→ **WORK REQUIRED**:
Only lines holding the word "this" are wanted from the records; copy all of them.

Component data from apps and pages
—————

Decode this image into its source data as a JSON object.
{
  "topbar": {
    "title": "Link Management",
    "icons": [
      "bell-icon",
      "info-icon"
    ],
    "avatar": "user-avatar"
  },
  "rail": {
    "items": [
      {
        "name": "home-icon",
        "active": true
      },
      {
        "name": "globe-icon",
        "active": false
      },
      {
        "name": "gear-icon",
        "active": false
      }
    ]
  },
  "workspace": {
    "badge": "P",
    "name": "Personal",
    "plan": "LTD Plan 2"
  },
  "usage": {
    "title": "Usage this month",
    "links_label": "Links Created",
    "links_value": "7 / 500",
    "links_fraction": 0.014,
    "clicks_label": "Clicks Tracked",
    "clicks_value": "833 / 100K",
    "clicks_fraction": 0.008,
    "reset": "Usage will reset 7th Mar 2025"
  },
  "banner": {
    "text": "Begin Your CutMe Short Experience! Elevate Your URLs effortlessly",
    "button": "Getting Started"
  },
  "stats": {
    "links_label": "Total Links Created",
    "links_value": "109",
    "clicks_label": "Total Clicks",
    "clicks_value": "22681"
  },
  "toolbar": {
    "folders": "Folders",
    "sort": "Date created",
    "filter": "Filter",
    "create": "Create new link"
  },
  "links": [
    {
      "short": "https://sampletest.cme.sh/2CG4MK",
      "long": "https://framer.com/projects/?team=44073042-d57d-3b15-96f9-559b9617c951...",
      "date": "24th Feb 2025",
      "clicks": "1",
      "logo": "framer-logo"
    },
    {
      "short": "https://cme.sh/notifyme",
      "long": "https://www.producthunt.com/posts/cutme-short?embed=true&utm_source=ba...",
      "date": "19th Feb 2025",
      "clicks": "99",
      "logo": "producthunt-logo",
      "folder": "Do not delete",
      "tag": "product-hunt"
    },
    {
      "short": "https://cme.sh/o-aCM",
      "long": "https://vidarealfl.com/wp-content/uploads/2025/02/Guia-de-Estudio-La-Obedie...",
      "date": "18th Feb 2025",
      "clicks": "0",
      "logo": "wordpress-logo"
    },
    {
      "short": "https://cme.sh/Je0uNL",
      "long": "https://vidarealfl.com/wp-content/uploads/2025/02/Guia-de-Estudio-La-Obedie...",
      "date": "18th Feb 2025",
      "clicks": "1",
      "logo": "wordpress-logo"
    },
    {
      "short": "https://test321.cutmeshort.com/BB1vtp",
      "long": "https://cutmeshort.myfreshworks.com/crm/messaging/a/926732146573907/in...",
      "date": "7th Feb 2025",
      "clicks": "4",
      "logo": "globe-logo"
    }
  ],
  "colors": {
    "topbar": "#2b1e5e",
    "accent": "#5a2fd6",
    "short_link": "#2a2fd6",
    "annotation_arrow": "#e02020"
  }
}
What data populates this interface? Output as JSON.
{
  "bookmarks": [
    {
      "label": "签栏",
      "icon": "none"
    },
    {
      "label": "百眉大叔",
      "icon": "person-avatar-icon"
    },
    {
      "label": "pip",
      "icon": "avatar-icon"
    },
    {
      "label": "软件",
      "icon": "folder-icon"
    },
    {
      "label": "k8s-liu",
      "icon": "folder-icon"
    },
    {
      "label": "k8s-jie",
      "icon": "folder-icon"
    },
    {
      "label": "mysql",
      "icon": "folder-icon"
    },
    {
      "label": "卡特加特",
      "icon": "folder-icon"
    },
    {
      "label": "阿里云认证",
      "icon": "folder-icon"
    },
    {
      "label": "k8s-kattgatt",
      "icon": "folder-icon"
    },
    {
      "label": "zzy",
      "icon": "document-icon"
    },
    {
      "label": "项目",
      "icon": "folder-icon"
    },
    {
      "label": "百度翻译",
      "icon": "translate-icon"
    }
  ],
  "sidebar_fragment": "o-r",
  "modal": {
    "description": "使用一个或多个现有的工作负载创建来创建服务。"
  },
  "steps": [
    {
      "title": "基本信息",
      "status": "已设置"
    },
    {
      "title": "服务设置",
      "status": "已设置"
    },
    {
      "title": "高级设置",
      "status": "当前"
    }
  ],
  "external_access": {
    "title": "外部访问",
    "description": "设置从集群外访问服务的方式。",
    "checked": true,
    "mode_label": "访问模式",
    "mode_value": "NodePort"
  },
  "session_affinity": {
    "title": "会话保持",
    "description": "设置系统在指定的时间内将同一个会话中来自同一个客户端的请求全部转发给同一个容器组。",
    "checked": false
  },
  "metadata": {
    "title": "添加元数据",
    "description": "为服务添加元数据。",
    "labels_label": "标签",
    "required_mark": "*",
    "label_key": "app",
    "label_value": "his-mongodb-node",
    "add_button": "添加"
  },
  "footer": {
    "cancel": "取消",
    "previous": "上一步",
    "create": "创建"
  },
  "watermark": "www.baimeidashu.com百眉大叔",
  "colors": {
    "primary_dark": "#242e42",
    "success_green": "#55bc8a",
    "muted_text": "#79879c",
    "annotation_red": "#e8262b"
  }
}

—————

→ **SOLUTION**:
Decode this image into its source data as a JSON object.
    "title": "Usage this month",
What data populates this interface? Output as JSON.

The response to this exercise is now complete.